» **PROBLEM TO WORK ON**: Output all entries exactly as they appear and skip the pictures.

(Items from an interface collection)
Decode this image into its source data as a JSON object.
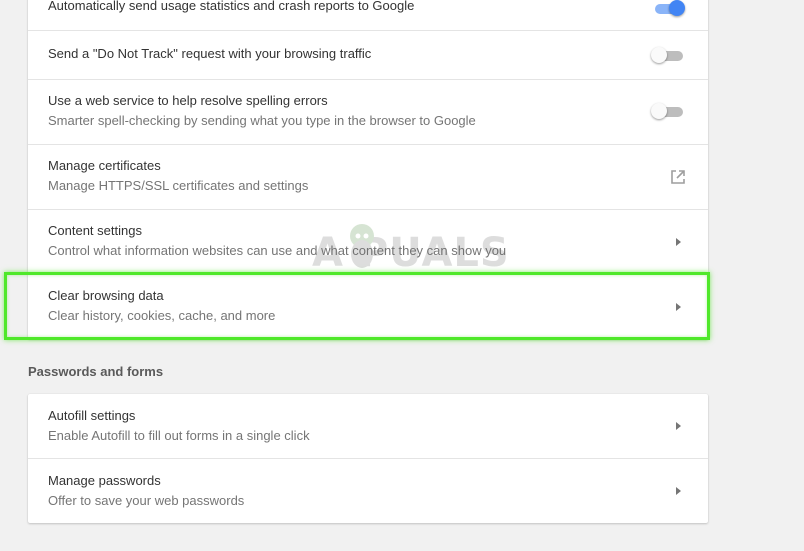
{
  "privacy": {
    "usage_stats": {
      "label": "Automatically send usage statistics and crash reports to Google",
      "enabled": true
    },
    "do_not_track": {
      "label": "Send a \"Do Not Track\" request with your browsing traffic",
      "enabled": false
    },
    "spelling": {
      "label": "Use a web service to help resolve spelling errors",
      "sublabel": "Smarter spell-checking by sending what you type in the browser to Google",
      "enabled": false
    },
    "certificates": {
      "label": "Manage certificates",
      "sublabel": "Manage HTTPS/SSL certificates and settings"
    },
    "content_settings": {
      "label": "Content settings",
      "sublabel": "Control what information websites can use and what content they can show you"
    },
    "clear_browsing": {
      "label": "Clear browsing data",
      "sublabel": "Clear history, cookies, cache, and more"
    }
  },
  "passwords_forms": {
    "title": "Passwords and forms",
    "autofill": {
      "label": "Autofill settings",
      "sublabel": "Enable Autofill to fill out forms in a single click"
    },
    "manage_passwords": {
      "label": "Manage passwords",
      "sublabel": "Offer to save your web passwords"
    }
  },
  "watermark": {
    "text": "A PUALS"
  },
  "colors": {
    "toggle_on": "#4285f4",
    "toggle_off": "#bdbdbd",
    "highlight": "#4fe82a",
    "background": "#f1f1f1"
  }
}
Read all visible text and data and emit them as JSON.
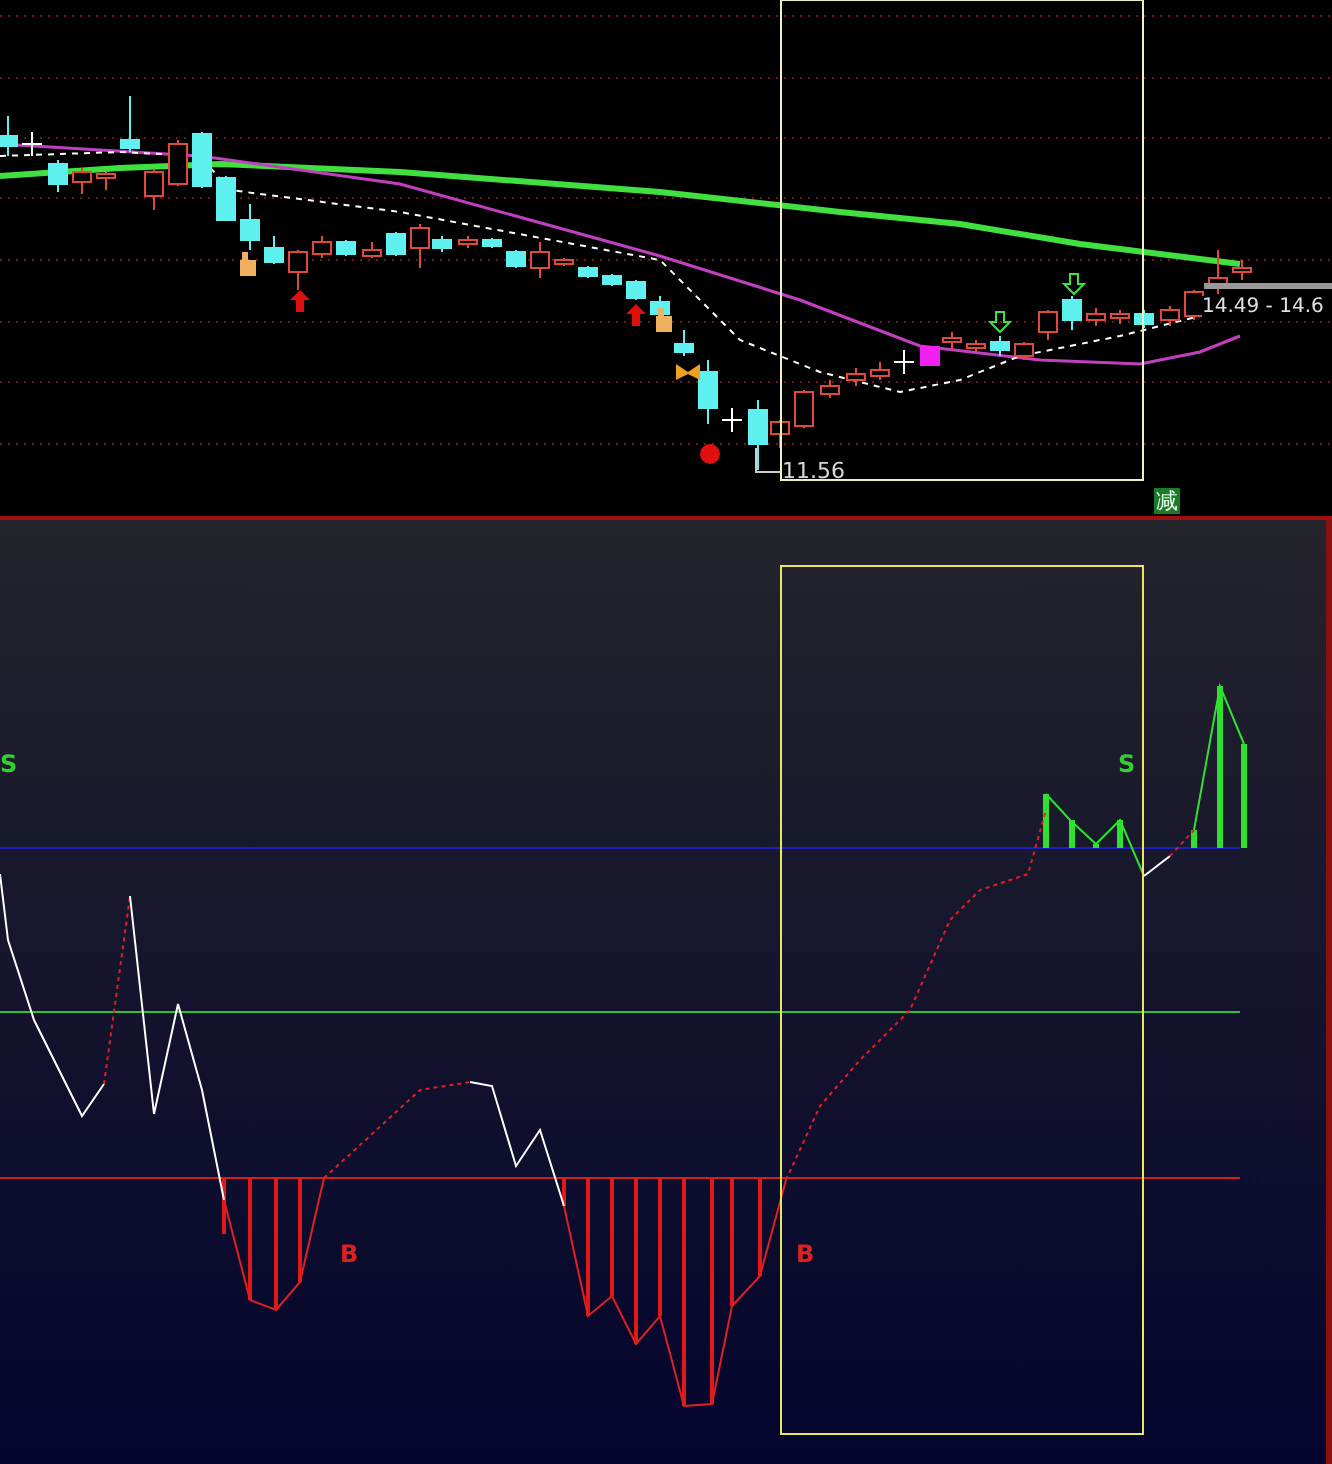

» **EXERCISE RESPONSE**:
Decode this image into its source data as a JSON object.
{
  "privacy": {
    "usage_stats": {
      "label": "Automatically send usage statistics and crash reports to Google",
      "enabled": true
    },
    "do_not_track": {
      "label": "Send a \"Do Not Track\" request with your browsing traffic",
      "enabled": false
    },
    "spelling": {
      "label": "Use a web service to help resolve spelling errors",
      "sublabel": "Smarter spell-checking by sending what you type in the browser to Google",
      "enabled": false
    },
    "certificates": {
      "label": "Manage certificates",
      "sublabel": "Manage HTTPS/SSL certificates and settings"
    },
    "content_settings": {
      "label": "Content settings",
      "sublabel": "Control what information websites can use and what content they can show you"
    },
    "clear_browsing": {
      "label": "Clear browsing data",
      "sublabel": "Clear history, cookies, cache, and more"
    }
  },
  "passwords_forms": {
    "title": "Passwords and forms",
    "autofill": {
      "label": "Autofill settings",
      "sublabel": "Enable Autofill to fill out forms in a single click"
    },
    "manage_passwords": {
      "label": "Manage passwords",
      "sublabel": "Offer to save your web passwords"
    }
  },
  "watermark": {
    "text": "A PUALS"
  },
  "colors": {
    "toggle_on": "#4285f4",
    "toggle_off": "#bdbdbd",
    "highlight": "#4fe82a",
    "background": "#f1f1f1"
  }
}
Read all visible text and data and emit them as JSON.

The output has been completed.